8 Essentials of Web Design for Ecommerce Success in 2018

By Jennie Gilbert, Chief Operating Officer of Retailer Web Services

The retailer-website designer relationship runs deep at Retailer Web Services (RWS). There is seldom a day that goes by we don’t see kudos shared with our design team from one of our retailer customers, saying how pleased they are with their website design and complimenting the designer they worked with to achieve it. It’s no wonder, as our customers work one-on-one with an assigned designer to translate their visions into a distinct online presence that’s consistent with their brand—and turns online shoppers into customers. 

If you talk to any RWS designer, they’ll tell you design is far more than just the way things look; design, at its core, is problem solving. And for retailers, the No. 1 priority of a website is conversion, i.e. turning a visitor into a buyer—whether the transaction ultimately transpires online, via phone or inside the store. A well-designed site must be laser focused on converting a retailer’s target customer. Strategically placed calls-to-action, simple and thorough navigation, and brand consistency work together to create an effective balance of form and function.

With a collective 131 years of web design experience, watching trends fade in and out, the RWS design team offers “Eight Essentials” of web design for 2018:   

  • Mobile first:  A “mobile first” approach to user interface design means that a designer gives consideration first to the small screen and builds out. This ensures that a website’s content is delivered effectively across the spectrum of screen sizes and resolutions in today’s digital world.
  • Minimalism: This trend has become increasingly popular because it works. A distraction-free environment is the most effective way to put focus on the content and to facilitate the online shopping process.
  • Microinteractions: When a user’s actions are met with reactions, their sense of engagement helps keep them on your site. Hover effects, transitions and parallax scrolling, which can have a 3-D aesthetic as elements move at different speeds, are useful techniques that, when used strategically, are highly-effective navigation aids.
  • More imagery: Use of more imagery verses more text is important. Simple, clear messaging to complement the imagery and take the user into the shopping experience is the goal. Invest in professional photography of products and people, to showrooms and storefronts. Professional, high quality imagery speaks volumes about the quality of the product(s) the retailer sells and gives the end user something beautiful to look at. In using high quality images, make sure they’re not larger than necessary as oversized images can decrease site speed. Also, make sure you have the appropriate rights to use the images you select.
  • Large imagery and text: Large, colorful photos will continue to play a significant role as well as large type size to catch the eye when a user first lands on a website. For example, use of a high quality, large image across the top of a website homepage can set the tone, bringing a sophisticated feel to the entire site.
  • Animations and video: Multimedia content will continue to reign supreme in bringing a website to life. Engaging animations should guide the user’s eye to trigger a desired action; video should encourage website/shopping engagement. Like imagery, the key is professional execution. Animations should be subtle, clean and targeted with a specific goal in mind. Video should be high quality, engaging, informative and useful for the end user.
  • Simple icons: Icons are a great way to visually convey an idea or product in a simplistic way.  They are effective at drawing the eye, while remaining a minor element on the page. They can be used to communicate a lot of information, while avoiding clutter and excess text. 
  • Avoid “traffic leaks,” or linking offsite, as much as possible: It's common for a retailer to want to provide the most information possible to their customers through their website, but it's not necessarily always good for business. Providing a list of links that takes users off your site to go to manufacturers’ sites, while informational, will force your prospects off your site and away from your business. Similarly, it's Ok to include links to social media, but they should not be the focus of your website. Once someone lands on your website, the goal is to keep them there.

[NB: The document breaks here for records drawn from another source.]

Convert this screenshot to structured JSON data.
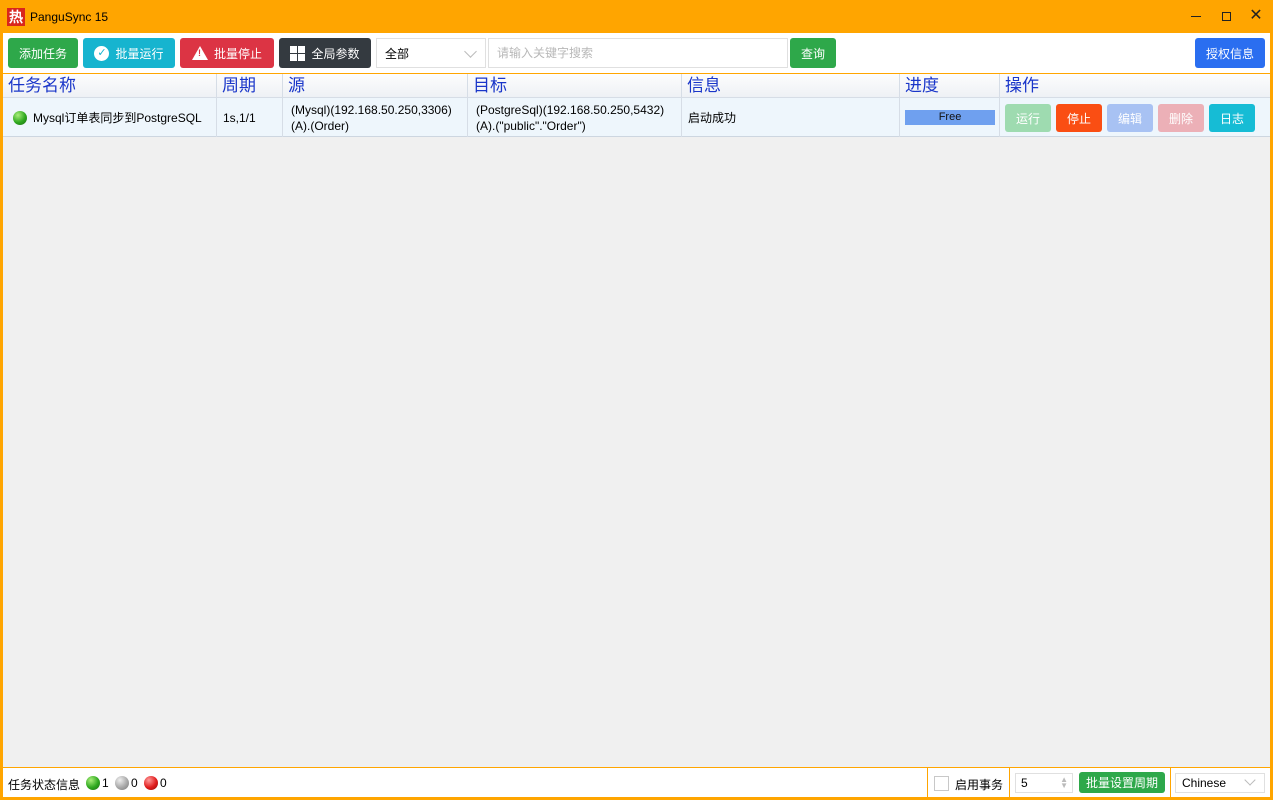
{
  "window": {
    "app_icon_glyph": "热",
    "title": "PanguSync 15",
    "controls": {
      "minimize": "minimize",
      "maximize": "maximize",
      "close": "✕"
    }
  },
  "toolbar": {
    "add_task": "添加任务",
    "batch_run": "批量运行",
    "batch_stop": "批量停止",
    "global_params": "全局参数",
    "filter_selected": "全部",
    "search_placeholder": "请输入关键字搜索",
    "search_value": "",
    "query": "查询",
    "license": "授权信息"
  },
  "table": {
    "headers": [
      "任务名称",
      "周期",
      "源",
      "目标",
      "信息",
      "进度",
      "操作"
    ],
    "rows": [
      {
        "status": "running-green",
        "name": "Mysql订单表同步到PostgreSQL",
        "cycle": "1s,1/1",
        "source_line1": "(Mysql)(192.168.50.250,3306)",
        "source_line2": "(A).(Order)",
        "target_line1": "(PostgreSql)(192.168.50.250,5432)",
        "target_line2": "(A).(\"public\".\"Order\")",
        "info": "启动成功",
        "progress_label": "Free",
        "progress_fraction": 1.0,
        "actions": {
          "run": "运行",
          "stop": "停止",
          "edit": "编辑",
          "delete": "删除",
          "log": "日志"
        }
      }
    ]
  },
  "statusbar": {
    "label": "任务状态信息",
    "green_count": "1",
    "gray_count": "0",
    "red_count": "0",
    "transaction_label": "启用事务",
    "transaction_checked": false,
    "period_value": "5",
    "batch_period": "批量设置周期",
    "language": "Chinese"
  },
  "colors": {
    "frame": "#ffa500",
    "header_text": "#1a36c9",
    "green": "#2ea84a",
    "cyan": "#16b4cf",
    "red": "#dc3444",
    "dark": "#343a40",
    "blue": "#2a6ef0",
    "orange_stop": "#fa4e13"
  }
}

A good web designer should possess knowledge and know-how in these key areas to understand your vision and take your ecommerce presence to the next level. As Steve Jobs once said, “Design is a funny word. Some people think design means how it looks. But of course, if you dig deeper, it’s really how it works.”

For more information, visit retailerwebservices.com.